“When you go to the health center, they don’t have any services for the LGBT community,” Press said. “I was looking at the brochure in the counseling center, and I’m sure they have services for the LGBT community, but it wasn’t [advertised] … I feel like they’re trying to show this doesn’t exist when it does and it’s a very real thing people need help with.”
Press believes APU’s general avoidance towards topics such as HIV and AIDS can lead to misunderstandings and harmful stereotypes about the community.
Press recounted a time when his social work class was discussing the importance of working alongside people with opposing worldviews. According to Press, a fellow student in his social work class asked whether she had to work with a gay person in her field if it went against her beliefs.
“The professor asked her, ‘Well, if a car flipped over and the person inside was gay, would you help them?’ And they had to think a bit,” Press said. “That kind of hurt that they had to think about whether to save someone’s life just because they love someone of the same sex.”
Press has seen the results of these mindsets through his interviews for the marathon and his experience with social work in Pasadena.
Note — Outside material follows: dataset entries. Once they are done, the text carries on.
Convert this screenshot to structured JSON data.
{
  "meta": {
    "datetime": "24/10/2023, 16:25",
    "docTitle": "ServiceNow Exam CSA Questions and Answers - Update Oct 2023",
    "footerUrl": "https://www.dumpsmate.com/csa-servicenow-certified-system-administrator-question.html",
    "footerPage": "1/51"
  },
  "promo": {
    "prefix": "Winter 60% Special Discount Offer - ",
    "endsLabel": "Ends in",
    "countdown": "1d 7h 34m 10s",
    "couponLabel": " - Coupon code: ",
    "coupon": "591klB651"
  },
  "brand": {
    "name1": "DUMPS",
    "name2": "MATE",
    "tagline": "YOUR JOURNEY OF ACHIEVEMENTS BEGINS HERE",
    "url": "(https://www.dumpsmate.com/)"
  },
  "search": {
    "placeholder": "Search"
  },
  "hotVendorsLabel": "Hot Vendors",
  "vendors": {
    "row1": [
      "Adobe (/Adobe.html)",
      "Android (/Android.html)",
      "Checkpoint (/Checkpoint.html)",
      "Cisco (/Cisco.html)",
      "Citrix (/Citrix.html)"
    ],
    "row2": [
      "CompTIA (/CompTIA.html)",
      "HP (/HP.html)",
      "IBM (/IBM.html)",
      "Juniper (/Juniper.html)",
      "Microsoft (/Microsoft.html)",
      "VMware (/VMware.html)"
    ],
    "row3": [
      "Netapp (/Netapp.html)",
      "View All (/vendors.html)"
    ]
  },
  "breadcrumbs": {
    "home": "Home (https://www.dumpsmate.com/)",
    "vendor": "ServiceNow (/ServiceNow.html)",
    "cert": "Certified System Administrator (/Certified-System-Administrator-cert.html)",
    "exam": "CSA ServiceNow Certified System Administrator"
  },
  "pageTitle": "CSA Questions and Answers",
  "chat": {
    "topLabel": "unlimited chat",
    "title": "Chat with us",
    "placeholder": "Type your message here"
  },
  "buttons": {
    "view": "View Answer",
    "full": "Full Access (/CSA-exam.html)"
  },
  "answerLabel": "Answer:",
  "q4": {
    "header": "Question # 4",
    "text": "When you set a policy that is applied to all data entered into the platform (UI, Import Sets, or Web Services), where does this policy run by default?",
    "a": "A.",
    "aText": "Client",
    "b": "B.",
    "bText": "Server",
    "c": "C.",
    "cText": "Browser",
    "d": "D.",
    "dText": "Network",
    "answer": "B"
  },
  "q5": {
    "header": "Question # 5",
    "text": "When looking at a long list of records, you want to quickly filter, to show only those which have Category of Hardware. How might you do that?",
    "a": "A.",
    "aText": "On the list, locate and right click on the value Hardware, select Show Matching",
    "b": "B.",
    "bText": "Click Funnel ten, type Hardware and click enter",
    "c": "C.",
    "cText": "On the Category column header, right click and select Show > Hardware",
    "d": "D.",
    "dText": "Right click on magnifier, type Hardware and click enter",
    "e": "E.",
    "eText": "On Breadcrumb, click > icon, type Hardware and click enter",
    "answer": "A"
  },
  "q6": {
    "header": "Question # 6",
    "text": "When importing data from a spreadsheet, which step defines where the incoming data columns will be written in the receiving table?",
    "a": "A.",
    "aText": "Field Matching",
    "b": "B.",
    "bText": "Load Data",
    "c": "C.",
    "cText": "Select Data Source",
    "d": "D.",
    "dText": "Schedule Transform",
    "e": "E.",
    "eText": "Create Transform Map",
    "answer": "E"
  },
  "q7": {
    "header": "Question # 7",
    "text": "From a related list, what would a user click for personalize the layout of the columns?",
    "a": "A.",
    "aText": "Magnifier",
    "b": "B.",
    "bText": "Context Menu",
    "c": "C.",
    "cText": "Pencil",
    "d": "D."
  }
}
From interviewing patients who knew more about PrEP and PEP than their doctors, to homeowners refusing to rent to people within the LGBT community, Press believes people need to be more understanding of those who are different from them.
“That’s another reason why people don’t come out at APU — because they don’t know if someone’s going to disregard their life just because they have a capacity to love that is different,” Press said. “Being gay is seen as someone’s master status or their character trait or personality, but it’s not. It’s just about who someone loves.”
Although the AIDS epidemic is not as bad as it was a decade ago, Press believes it is still important to be aware of the virus, its history and the people who are still alive today who suffered through the illness, whether personally or through the loss of loved ones.
Press hopes that his actions can inspire others to be the representation they hope to see around them, and to put advocacy and action together to make the world a better place.
Press is currently accepting donations through his page on Life Cycle’s website. He has a set goal of $3,000 to fight against HIV. As of Dec. 2, he has accomplished 34 percent of that goal, with $1,033 raised. Donations will be accepted until June 6, with all proceeds going towards the education, prevention and treatment of HIV.